Yesterday, however, even the judge forgot about the defense's request. The court decided that the inspector's actions violated no laws, and that all investigations were executed in accordance with the law. Even if there were "incompleteness" in the investigation, it would be completed during further investigation - which has been prolonged until July 19th. As a result, the court refused all points of Ms. Gubareva's complaint.
"This is an unjustifiable decision," stated the plaintiff's attorney, Karina Moskalenko. "We established that Svetlana Gubareva's petition had been received by the attorney's office, it was a registered letter. For some reason the court not only would not consider this, but in general it would not return to our request to find the attorney's office in contempt. Furthermore, it's strange for a court of law to think that an investigation can 'subsequently ' fill in some gaps. The decisions curtailing the cases against the special forces and the medics, which we disputed, have already been made, that means that the investigation cannot return to these questions until the decisions have been abolished. This is some kind of a game, word juggling." In the opinion of the defense, many questions remained unanswered. Ms. Moskalenko explained that there had actually been no request for the court to examine a criminal case - the judge had stated that this was impossible. It did, however, need to examine Svetlana Gubareva's complaint. This, in the opinion of the attorneys, was not done. "I consider today's decision to be illegal, the court ignored all of our points, and we will appeal this decision in Moscow city court," Karina Moskalenko.
Thank you for posting this, it brings me to a point of rage, I can imagine how you both feel.
Of course, I am not surprised, Russia was not about to allow this trial to be tried, too many secrets would have come out during the giving of the true facts.
I feel the same rage at our Government/clinton for what happened at Waco, Texas in 1993.
Some how the truth will come out.
Svni, I wish that I could give you strength to deal with this, but I don't know the words to say.

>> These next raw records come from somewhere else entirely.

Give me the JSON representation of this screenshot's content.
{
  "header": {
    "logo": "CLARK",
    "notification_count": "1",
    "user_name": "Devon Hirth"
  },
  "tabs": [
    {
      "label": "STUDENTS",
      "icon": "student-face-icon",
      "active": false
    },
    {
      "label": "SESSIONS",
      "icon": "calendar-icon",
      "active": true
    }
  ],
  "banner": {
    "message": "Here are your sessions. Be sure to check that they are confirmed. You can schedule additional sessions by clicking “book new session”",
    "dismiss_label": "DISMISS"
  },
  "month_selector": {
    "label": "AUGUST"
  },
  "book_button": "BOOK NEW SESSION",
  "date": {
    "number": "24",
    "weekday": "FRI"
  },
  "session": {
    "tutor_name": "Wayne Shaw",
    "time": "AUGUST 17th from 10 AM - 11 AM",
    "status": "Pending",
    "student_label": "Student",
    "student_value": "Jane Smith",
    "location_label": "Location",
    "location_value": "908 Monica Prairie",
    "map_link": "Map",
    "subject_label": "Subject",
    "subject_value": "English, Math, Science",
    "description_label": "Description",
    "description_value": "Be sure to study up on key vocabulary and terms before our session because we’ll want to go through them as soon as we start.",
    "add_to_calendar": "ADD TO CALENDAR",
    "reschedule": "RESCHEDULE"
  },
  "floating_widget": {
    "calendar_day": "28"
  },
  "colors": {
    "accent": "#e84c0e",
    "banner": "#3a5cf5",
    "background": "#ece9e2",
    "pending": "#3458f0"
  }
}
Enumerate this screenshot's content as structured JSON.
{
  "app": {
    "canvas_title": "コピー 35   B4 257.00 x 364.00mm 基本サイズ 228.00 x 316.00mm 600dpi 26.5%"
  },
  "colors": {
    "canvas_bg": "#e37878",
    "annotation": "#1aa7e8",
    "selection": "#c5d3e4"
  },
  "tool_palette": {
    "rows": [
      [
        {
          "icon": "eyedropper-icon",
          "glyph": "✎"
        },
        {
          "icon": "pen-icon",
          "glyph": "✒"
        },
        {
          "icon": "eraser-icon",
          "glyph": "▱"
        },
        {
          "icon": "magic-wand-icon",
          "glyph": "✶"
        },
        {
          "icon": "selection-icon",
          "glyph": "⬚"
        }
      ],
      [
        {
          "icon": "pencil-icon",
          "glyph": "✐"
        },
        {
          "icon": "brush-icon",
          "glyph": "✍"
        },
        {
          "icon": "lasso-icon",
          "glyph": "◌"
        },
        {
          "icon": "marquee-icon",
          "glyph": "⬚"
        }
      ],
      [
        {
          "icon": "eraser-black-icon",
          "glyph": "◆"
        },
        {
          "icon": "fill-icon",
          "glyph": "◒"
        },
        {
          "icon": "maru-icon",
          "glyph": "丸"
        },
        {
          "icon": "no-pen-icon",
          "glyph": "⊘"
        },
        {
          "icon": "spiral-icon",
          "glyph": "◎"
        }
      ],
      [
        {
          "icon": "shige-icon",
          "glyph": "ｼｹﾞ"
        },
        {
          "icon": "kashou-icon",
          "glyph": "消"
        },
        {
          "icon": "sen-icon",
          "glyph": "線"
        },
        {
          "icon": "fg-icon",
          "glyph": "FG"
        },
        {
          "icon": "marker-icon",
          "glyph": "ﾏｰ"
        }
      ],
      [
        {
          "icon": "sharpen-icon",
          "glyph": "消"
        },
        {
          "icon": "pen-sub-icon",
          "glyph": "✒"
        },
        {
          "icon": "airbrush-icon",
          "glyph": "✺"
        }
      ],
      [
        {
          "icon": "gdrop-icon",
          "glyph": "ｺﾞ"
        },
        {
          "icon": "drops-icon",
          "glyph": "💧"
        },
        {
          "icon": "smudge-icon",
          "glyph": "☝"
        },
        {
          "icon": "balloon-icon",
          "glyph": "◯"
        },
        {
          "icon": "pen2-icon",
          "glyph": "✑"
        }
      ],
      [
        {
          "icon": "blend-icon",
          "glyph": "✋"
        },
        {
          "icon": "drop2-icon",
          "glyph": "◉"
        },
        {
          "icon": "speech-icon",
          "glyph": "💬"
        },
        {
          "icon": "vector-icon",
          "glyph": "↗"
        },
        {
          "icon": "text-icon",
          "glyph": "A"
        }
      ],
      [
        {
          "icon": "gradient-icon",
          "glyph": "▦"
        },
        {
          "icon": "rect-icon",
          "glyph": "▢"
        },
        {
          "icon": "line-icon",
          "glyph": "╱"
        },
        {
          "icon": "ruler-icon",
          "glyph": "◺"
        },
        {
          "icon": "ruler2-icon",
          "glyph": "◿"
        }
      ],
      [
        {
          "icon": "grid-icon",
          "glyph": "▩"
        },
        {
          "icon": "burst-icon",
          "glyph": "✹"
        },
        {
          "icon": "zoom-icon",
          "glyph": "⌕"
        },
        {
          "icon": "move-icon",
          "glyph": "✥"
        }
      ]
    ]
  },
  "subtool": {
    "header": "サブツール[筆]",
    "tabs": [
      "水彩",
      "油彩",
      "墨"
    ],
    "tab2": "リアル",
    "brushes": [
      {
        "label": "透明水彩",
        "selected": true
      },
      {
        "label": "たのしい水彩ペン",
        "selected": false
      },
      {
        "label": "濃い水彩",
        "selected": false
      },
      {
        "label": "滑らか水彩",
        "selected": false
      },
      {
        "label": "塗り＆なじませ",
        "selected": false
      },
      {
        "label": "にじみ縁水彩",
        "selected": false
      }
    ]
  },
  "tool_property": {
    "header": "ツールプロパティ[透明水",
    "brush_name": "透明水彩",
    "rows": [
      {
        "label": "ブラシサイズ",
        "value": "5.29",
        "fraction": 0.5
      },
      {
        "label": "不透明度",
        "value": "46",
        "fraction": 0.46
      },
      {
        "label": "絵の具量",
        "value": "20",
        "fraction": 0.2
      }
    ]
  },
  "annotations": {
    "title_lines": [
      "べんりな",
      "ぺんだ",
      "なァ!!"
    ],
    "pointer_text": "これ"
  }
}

A hug would help,
if you were here and I could give it.
I will continue to try and find the truths that are hidden
in this world of ours.
Peter, Thank You.
Disclaimer: Opinions posted on Free Republic are those of the individual posters and do not necessarily represent the opinion of Free Republic or its management. All materials posted herein are protected by copyright law and the exemption for fair use of copyrighted works.